Anime published before 2006 were focused on glorious battle scenes
Around 2014, popular anime was suddenly all centered around girls
When people hear the word anime, many tend to think about cartoons such as Doraemon or Fullmetal Alchemist or famous movies like Your Name or A Silent Voice. In truth, there is a huge gap between these two categories. The illustration, the music, and the main idea all differ greatly. The cause of this difference in style can be traced back to historical trends in the genre of anime.
Criticism from audiences has shaped the way anime has evolved. The production technology artists now have also affects the ability to make complicated scenes and enhance the quality of the videos.
Anime published before 2006 were focused on glorious battle scenes. Series like Saint Seiya and Neon Genesis Evangelion are perfect examples of the action-oriented trend. However, because they are so good, other anime could not surpass them in quality and popularity, and so companies began to aim for a different style of story and art.
In 2006, the release of The Familiar of Zero opened the generation of “Harem Anime” (or anime where the main character has multiple girls that are in love with him). From 2006 to 2011, producers focused on making all kinds of Harem Anime, making plots that both mirrored society and offered possible alternatives to our reality. Famous anime such as White Album 2 or Clannad were all published during this period.
In 2012, a reign of terror struck the anime industry. The series Infinity Stratos, (also known as “IS”) broke a jaw-dropping record: the sale of 33,813 blu-ray DVDs. Most anime series up to that point had sold around 3,000 copies. However, IS has a ridiculous plot and relatively bland settings. For example, in other similar anime, the main character is always the the star of the show when it comes to battle scenes, but in IS, it’s not the main character who beats the antagonist, it’s a few of his girlfriends – who barely need the main character’s help at all.
The problem is, IS is not very good. Still, in spite of IS’s reign of terror, some fabulous anime were also released in 2012. Sword Art Online, Anohana: The Flower We Saw That Day, and Angel Beats were all giants published that same year. Certainly, all of these would qualify as Harem Anime, but because of the overproduction of this genre, people started to get fed up.
This dissatisfaction really broke out in 2014. Suddenly, popular anime were all centered around girls, and Harem Anime were given negative reviews. In response, anime like Is the Order a Rabbit?, Love Live!, and Fate: Kaleid Liner all showed the rise of “yuri”, or stories about the love lives of girls from all walks of life.
Harem Anime and “Yuri Anime” are the two main competitors in the market now, while the action packed battle scenes take a backseat to drama and romance. Audiences now want to see plots that allow them to put themselves inside the narrative and become one of the characters, which explains the lack of battle scenes.
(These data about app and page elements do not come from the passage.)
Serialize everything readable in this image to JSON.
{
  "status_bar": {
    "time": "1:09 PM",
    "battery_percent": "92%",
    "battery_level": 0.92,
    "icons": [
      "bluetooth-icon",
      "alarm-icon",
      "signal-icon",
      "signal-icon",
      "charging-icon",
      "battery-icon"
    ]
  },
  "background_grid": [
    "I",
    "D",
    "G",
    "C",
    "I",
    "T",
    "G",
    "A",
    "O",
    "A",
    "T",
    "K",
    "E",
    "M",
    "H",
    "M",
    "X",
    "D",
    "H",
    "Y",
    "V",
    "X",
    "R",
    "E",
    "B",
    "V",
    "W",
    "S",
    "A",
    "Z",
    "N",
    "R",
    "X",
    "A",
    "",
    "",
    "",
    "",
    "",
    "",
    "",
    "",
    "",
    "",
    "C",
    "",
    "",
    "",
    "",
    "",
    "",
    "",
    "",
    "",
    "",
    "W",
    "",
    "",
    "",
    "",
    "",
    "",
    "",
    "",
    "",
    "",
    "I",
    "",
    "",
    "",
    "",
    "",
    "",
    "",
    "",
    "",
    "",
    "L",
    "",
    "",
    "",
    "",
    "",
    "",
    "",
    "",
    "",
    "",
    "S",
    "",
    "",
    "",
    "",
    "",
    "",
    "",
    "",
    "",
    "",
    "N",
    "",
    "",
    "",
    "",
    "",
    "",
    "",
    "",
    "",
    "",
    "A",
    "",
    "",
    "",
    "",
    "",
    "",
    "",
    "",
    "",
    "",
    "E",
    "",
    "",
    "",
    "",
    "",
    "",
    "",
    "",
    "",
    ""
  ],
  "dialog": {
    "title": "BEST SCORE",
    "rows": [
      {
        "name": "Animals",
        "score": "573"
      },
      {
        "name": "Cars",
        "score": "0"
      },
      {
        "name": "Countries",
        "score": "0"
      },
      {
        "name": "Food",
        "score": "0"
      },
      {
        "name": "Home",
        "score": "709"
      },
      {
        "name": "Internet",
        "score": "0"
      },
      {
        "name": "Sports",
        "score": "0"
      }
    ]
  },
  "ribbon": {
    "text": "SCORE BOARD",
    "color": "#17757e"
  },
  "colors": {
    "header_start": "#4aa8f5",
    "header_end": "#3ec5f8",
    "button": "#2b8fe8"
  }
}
Audiences from different generations have various preferences about anime, which leads the changing trends in the industry. These trends also show us the potential for change in people’s minds. Before, Yuri Anime was exceedingly hard to find, but now that society accepts homosexuality more, Yuri Anime have proliferated. This trend brings the acceptance of homosexual activity to a wider audience which, one could argue, makes the world a better place. The ultimate direction of the anime trend still remains unknown, but the positive energy the art form can bring to society is clear.